AN early trophy from the historic Northallerton Racecourse will be offered for sale at a major auction house.

Cheffins, based in Cambridge, will include the trophy as part of the Jewellery, Silver & Watches Sale on April 15.

The ‘Stewards’ Silver Cup’ dates from the three-day meeting hosted at Northallerton racecourse from Thursday, October 8 to Saturday, October 10, 1835 and is estimated to sell for £2,000 to £4,000. It was made by Emes and Barnard, the famous London-based silversmithing company.

Northallerton first staged a three-day racing event on its course near Otterington back in 1765 which by the 1800s was established as ‘Northallerton’ and one of the most prestigious race meetings in the North of England.

The three-day meeting from which this cup dates was stewarded by the Duke of Leeds and the Honourable Colonel Arden.

On the second day of the meeting, the Silver Cup in question was awarded to the Duke of Leeds’s horse, ‘Longinus,’ along with 50 sovereigns.

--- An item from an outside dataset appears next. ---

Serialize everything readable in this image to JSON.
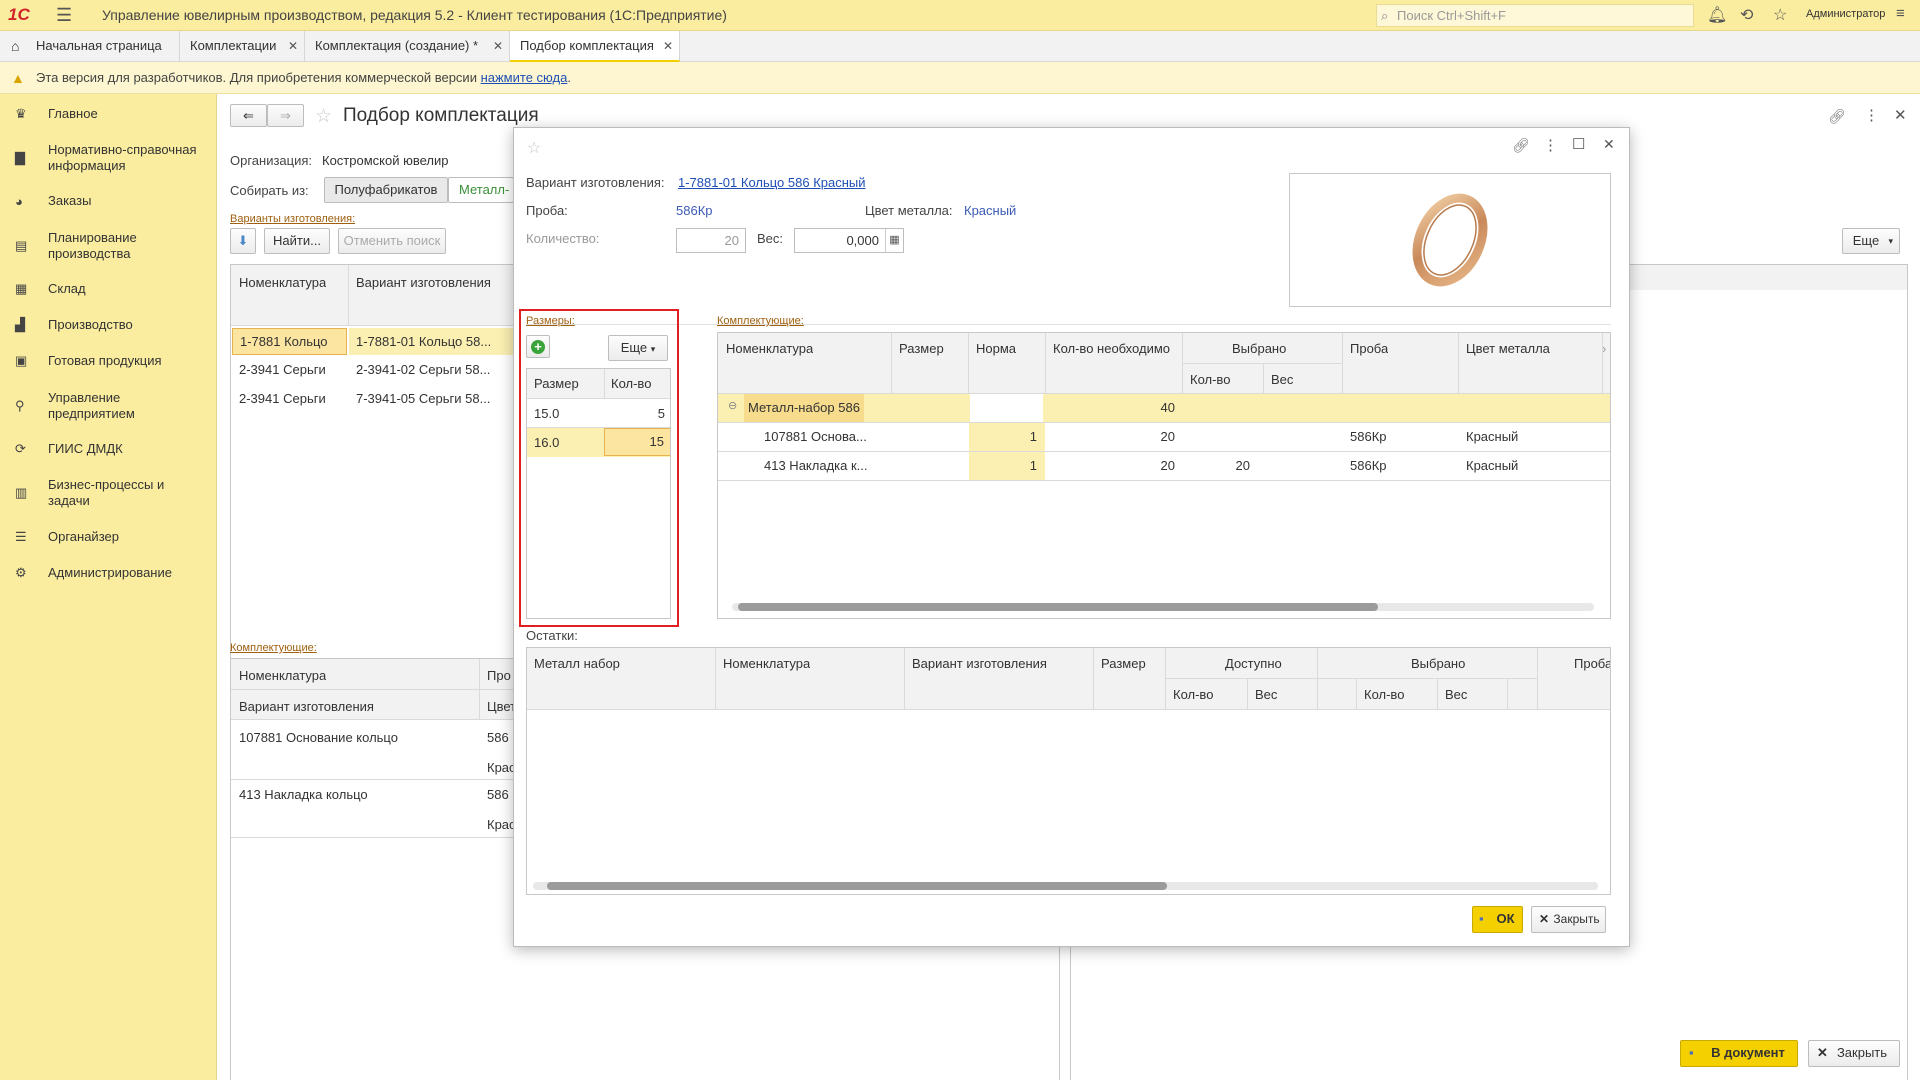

Runners up in the race included ‘Durham’, ‘Morpeth,’ ‘Winkley’ and ‘Opodeldoc.’

Meetings continued for over 100 years at Northallerton before the final race day on Friday, October 22, 1880. Today the former racecourse is covered by County Hall, County Offices and Broomfield Primary School.

The cup is inscribed with the words, 'Northallerton Races 1835 The Duke of Leeds The Honble Col. Arden Stewards.’

George William Frederick Osborne was the 6th Duke of Leeds and a British peer and politician and held posts including Master of the Horse during George Canning’s government.

He was an avid racehorse trainer and there is a plaque dedicated to him at Middleham stables.

Lieutenant-Colonel Richard Pepper Arden was the third Baron Alvanley and a British Armny officer and peer.

Steven Collins, Associate at Cheffins said: “This historic trophy was created by one of the most famous silversmithing companies of the period, Emes and Barnard, who at the time were well-known for their unsurpassable workmanship.

The cup in question is a fabulous example of some of the best in 19th century silversmithing and with its history as a prize from the famous Northallerton racecourse, it is sure to be of interest to the racing fraternity as well as the usual silver collectors and trade buyers.”